If you are looking for information about the gluten-free diet, How to Be Gluten Free (affiliate link) is a very practical guide to getting started. It covers 10 steps to help you become happily gluten free.
Not long ago when our electricity was out due to a storm, I mentioned on my Facebook page that I ate at McDonald’s. In the comments, the question of McDonald’s French fries came up and I thought I would address it here.
First, let me say that I do not regularly eat fast food and I’m not suggesting that anyone should. However, I have found at times, especially when traveling, that fast food is something I can depend on when I just need to eat. Usually I take food with me, but sometimes that doesn’t work out, and I don’t believe that an occasional McDonald’s burger (with no bun) and fries will kill me.
This post is for those who do eat at McDonald’s or would like to. If you think fast food is evil and should never be consumed, please skip this post. It is not written for you.
The Fries Contain Gluten
From reading the list of ingredients in any of McDonald’s food, one would assume that their French fries are not gluten free. The gluten culprit is natural beef flavor in the oil that is used to par fry the fries before they are shipped to the restaurants.
vegetable oil (canola oil, hydrogenated soybean oil, natural beef flavor [wheat and milk derivatives]
It clearly states that they contain wheat.
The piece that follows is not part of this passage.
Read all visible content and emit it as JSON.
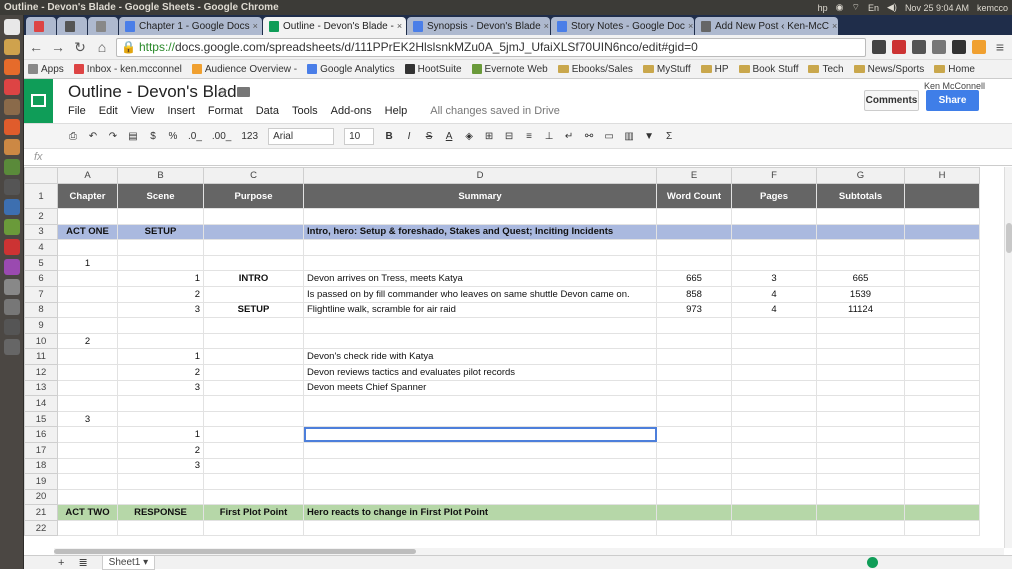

However, it’s not as straight forward as it seems.
The Fries Don’t Contain Gluten
The company that supplies the oil has had it tested at a leading independent food testing lab. McDonald’s has also had their finished French fries tested at the same lab. No gluten was detected using a test that is sensitive to 3 parts per million. (The proposed definition of gluten free is 20 parts per million.) The reason the tests are negative despite wheat being an ingredient is that the beef flavor is so highly processed that no detectable gluten remains.
Are the Fries Safe to Eat?
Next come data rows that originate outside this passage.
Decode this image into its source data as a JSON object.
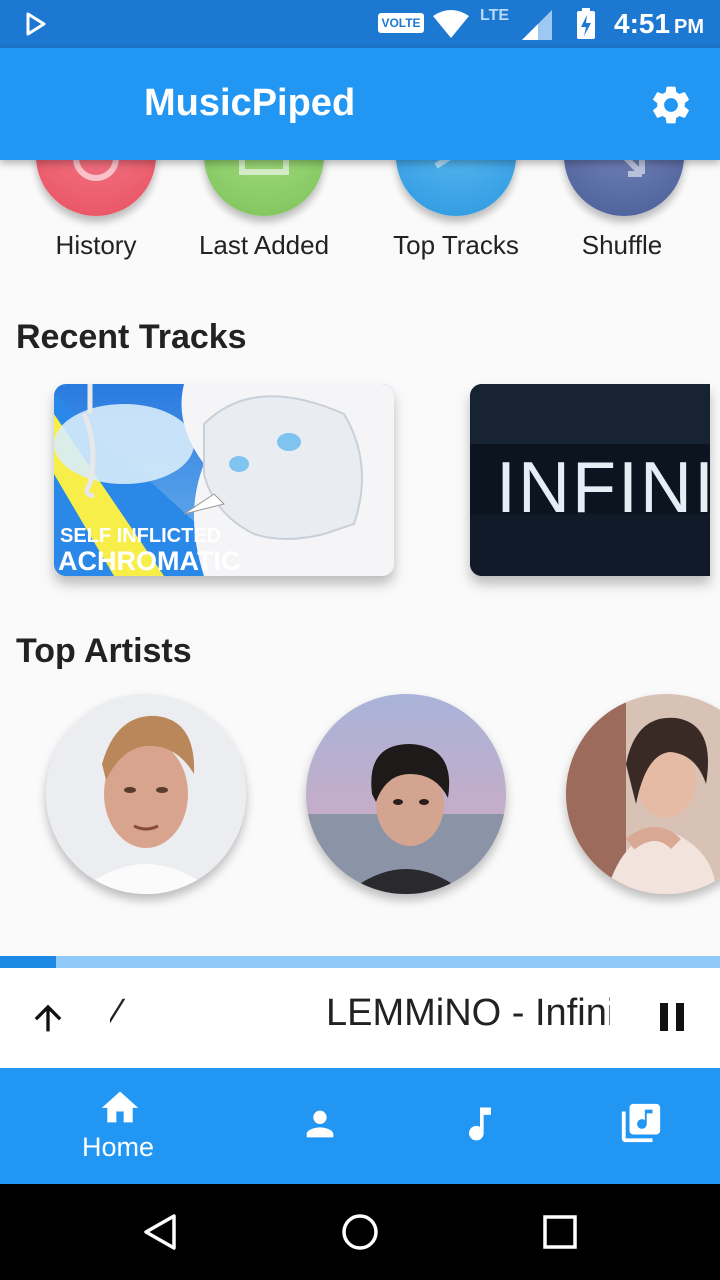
{
  "status_bar": {
    "volte": "VOLTE",
    "network": "LTE",
    "time": "4:51",
    "ampm": "PM"
  },
  "app_bar": {
    "title": "MusicPiped",
    "settings_icon": "gear-icon"
  },
  "quick_actions": [
    {
      "label": "History",
      "icon": "history-icon",
      "color": "#ef5f73"
    },
    {
      "label": "Last Added",
      "icon": "library-icon",
      "color": "#8fd16a"
    },
    {
      "label": "Top Tracks",
      "icon": "trending-icon",
      "color": "#42a8ea"
    },
    {
      "label": "Shuffle",
      "icon": "shuffle-icon",
      "color": "#5b6fa8"
    }
  ],
  "recent_tracks": {
    "title": "Recent Tracks",
    "items": [
      {
        "art_text_line1": "SELF INFLICTED",
        "art_text_line2": "ACHROMATIC"
      },
      {
        "art_text": "INFINIT"
      }
    ]
  },
  "top_artists": {
    "title": "Top Artists"
  },
  "mini_player": {
    "now_playing": "LEMMiNO - Infinite",
    "progress": 0.078,
    "expand_icon": "arrow-up-icon",
    "pause_icon": "pause-icon"
  },
  "bottom_nav": {
    "items": [
      {
        "label": "Home",
        "icon": "home-icon",
        "active": true
      },
      {
        "label": "",
        "icon": "person-icon"
      },
      {
        "label": "",
        "icon": "music-note-icon"
      },
      {
        "label": "",
        "icon": "library-music-icon"
      }
    ]
  },
  "colors": {
    "primary": "#2196f3",
    "status_bar": "#1c78d0"
  }
}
McDonald’s does not state that their fries are gluten-free. It is up to you, the consumer, to take the above information and determine for yourself whether they are safe for you to eat. By the way, the above information is also true for their hash browns.
I would like to take a moment to recommend Gluten-Free Living Magazine. I found Gluten-Free Living soon after I was diagnosed with celiac disease almost 10 years ago and it has been an invaluable resource for me. I respect their writers and the research they do on topics such as this and other questionable foods or ingredients. It is not a recipe magazine, though you will find a recipe or two in most issues. What they excel at is providing you with good solid information on gluten-free living.
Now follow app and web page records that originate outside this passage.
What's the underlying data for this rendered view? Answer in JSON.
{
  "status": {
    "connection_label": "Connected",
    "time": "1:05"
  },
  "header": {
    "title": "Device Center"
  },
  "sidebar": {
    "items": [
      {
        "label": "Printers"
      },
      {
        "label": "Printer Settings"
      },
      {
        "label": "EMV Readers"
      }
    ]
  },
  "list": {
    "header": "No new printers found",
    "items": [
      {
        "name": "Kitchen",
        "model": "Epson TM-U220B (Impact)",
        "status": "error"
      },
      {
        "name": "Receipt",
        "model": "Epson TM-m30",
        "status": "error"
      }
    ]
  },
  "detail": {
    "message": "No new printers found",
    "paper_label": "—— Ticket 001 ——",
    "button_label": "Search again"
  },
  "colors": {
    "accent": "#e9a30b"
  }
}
Update: Many of the comments from this post were accidentally deleted, but I compiled them in this follow-up post: McDonald’s Fries Part 2.